In addition, The Roku Channel app has begun rolling out to select Samsung smart TVs.

Featured Free is available domestically through a phased software roll out over the coming weeks.

Roku also reported its financial results for the second quarter. “Q2 revenue and gross profit came in ahead of our outlook, driven by strong Platform revenue growth and player demand that exceeded our expectations,” read a company letter to shareholders. “Revenue grew 57% year-over-year, our fastest growth rate since Q4 2013. Gross profit, a key performance metric, grew 107% and gross margin expanded 12 percentage points to 50% compared to the prior year period.”

In other Roku news, studio Gunpowder & Sky announced  DUSTx, a free destination for science fiction content that will be available on all Roku devices starting Aug. 18.

It kicks off with more than 20 films, 30 series and 200 of short films.
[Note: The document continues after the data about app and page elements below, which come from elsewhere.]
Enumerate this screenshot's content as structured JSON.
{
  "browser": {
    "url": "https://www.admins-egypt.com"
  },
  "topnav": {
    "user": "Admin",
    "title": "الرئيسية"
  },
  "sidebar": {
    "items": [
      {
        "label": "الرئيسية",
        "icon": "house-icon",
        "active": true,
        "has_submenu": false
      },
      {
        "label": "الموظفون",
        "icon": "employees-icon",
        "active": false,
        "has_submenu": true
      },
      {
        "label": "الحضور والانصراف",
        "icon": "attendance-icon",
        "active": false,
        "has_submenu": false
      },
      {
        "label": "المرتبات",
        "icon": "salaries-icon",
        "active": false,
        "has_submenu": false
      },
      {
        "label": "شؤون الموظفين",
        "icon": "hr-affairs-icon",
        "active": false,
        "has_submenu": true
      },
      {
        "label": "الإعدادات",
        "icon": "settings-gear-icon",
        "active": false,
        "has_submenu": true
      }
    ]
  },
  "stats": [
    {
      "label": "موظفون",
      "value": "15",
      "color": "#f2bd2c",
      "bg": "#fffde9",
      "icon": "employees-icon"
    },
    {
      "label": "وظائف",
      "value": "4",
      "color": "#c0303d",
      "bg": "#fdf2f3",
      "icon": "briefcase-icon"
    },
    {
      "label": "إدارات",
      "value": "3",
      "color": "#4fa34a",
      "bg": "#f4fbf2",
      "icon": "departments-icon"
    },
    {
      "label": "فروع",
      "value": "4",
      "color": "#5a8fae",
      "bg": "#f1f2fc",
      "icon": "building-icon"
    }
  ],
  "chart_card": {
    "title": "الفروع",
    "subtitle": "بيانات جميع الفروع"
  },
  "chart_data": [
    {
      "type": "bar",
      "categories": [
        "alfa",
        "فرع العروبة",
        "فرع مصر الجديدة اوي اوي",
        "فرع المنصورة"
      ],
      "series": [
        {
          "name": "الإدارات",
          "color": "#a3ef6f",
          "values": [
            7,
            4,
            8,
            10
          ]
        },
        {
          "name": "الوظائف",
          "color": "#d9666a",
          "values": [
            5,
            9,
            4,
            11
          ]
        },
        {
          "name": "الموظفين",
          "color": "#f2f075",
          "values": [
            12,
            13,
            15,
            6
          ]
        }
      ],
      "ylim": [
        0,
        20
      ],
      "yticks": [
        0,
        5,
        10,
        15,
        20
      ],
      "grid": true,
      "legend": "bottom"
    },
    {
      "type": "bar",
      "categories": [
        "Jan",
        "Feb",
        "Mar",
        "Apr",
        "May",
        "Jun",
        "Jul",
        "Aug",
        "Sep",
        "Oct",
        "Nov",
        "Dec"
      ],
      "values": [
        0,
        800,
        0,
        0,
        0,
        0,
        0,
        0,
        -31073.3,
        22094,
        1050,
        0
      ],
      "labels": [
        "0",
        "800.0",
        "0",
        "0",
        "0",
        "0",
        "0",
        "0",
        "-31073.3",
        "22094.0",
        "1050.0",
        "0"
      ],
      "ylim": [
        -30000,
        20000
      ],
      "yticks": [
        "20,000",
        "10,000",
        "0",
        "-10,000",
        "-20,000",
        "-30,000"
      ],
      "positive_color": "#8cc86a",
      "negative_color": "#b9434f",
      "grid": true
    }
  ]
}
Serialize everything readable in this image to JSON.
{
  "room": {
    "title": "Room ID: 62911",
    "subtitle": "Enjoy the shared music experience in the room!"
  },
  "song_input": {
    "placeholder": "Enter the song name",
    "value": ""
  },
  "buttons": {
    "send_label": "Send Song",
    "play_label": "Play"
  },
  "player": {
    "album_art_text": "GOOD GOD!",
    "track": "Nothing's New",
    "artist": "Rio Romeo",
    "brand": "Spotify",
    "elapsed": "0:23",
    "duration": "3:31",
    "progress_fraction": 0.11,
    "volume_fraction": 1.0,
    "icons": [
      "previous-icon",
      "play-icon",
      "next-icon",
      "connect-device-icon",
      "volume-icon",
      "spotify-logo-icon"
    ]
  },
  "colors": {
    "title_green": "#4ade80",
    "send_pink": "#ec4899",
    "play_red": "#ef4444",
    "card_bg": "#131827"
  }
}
Titles include Bill & Ted’s Excellent Adventure; Paycheck, based on Philip K. Dick’s short story and starring Ben Affleck; A Scanner Darkly, the 2006 animated sci-fi thriller directed by Richard Linklater, based on Philip K. Dick’s novel of the same name, and starring Keanu Reeves, Robert Downey Jr., Woody Harrelson and Winona Ryder; “Beyond Westworld,” the 1980 television series based on the Michael Crichton helmed film Westworld; and “Mystery Science Theater 3000,” the 1988 cult-favorite comedy series created by Joel Hodgson.

A division of Gunpowder & Sky, DUST operates channels that are available on multiple platforms, including YouTube, Facebook, VRV, Pluto and Xumo. Through its partnership with USC’s School of Cinematic Arts, DUST recently premiered the George Lucas 1967 short film, Electronic Labyrinth: THX 1138 4EB, followed by legendary filmmaker Robert Zemeckis’ 1972 student short film The Lift.

“Since DUST’s inception, our mission has been to build a contemporary sci-fi brand,” said Floris Bauer, co-founder and president, Gunpowder & Sky, in a statement. “Today, DUST has a thriving community of more than 2 million fans, showcasing varying content from up-and-coming creators to masters like George Lucas and Robert Zemeckis. We are also producing and releasing original feature films and TV series under the DUST label. Having our own premium channel, and launching DUSTx, marks a natural and significant next step in the evolution of the brand.”